Assigned task
Going through the data, count each line that has the word "Counters". Reply with the total and nothing more.

Page and application data records:
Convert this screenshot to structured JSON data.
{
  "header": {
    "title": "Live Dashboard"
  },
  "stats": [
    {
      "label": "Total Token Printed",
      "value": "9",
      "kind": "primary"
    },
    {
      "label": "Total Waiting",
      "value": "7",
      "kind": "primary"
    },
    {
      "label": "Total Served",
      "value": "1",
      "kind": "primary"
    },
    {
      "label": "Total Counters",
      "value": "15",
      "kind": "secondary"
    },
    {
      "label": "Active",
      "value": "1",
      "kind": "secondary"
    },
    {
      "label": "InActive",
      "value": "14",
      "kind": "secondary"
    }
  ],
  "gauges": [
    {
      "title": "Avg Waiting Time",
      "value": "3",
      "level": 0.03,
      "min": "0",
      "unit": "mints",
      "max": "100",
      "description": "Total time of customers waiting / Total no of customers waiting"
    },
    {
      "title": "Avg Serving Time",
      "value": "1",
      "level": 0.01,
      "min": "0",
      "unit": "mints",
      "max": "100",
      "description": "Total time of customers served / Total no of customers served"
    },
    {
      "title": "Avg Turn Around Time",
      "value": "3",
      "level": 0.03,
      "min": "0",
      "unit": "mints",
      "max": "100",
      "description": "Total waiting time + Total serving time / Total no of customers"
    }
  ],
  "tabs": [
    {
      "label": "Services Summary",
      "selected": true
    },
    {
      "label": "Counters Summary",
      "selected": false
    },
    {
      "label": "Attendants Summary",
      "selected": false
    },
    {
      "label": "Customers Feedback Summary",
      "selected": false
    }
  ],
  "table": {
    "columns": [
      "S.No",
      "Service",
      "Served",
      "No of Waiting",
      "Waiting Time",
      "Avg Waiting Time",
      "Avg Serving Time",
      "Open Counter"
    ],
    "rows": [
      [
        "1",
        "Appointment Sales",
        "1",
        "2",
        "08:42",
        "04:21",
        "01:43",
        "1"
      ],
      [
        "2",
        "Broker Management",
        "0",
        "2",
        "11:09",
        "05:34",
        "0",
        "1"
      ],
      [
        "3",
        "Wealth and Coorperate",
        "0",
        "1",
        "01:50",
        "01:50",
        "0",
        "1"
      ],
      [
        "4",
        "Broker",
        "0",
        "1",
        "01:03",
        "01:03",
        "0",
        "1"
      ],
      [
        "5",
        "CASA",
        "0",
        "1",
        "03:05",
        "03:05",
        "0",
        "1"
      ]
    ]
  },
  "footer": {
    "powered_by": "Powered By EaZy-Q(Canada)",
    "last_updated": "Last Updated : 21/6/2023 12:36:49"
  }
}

Written response
2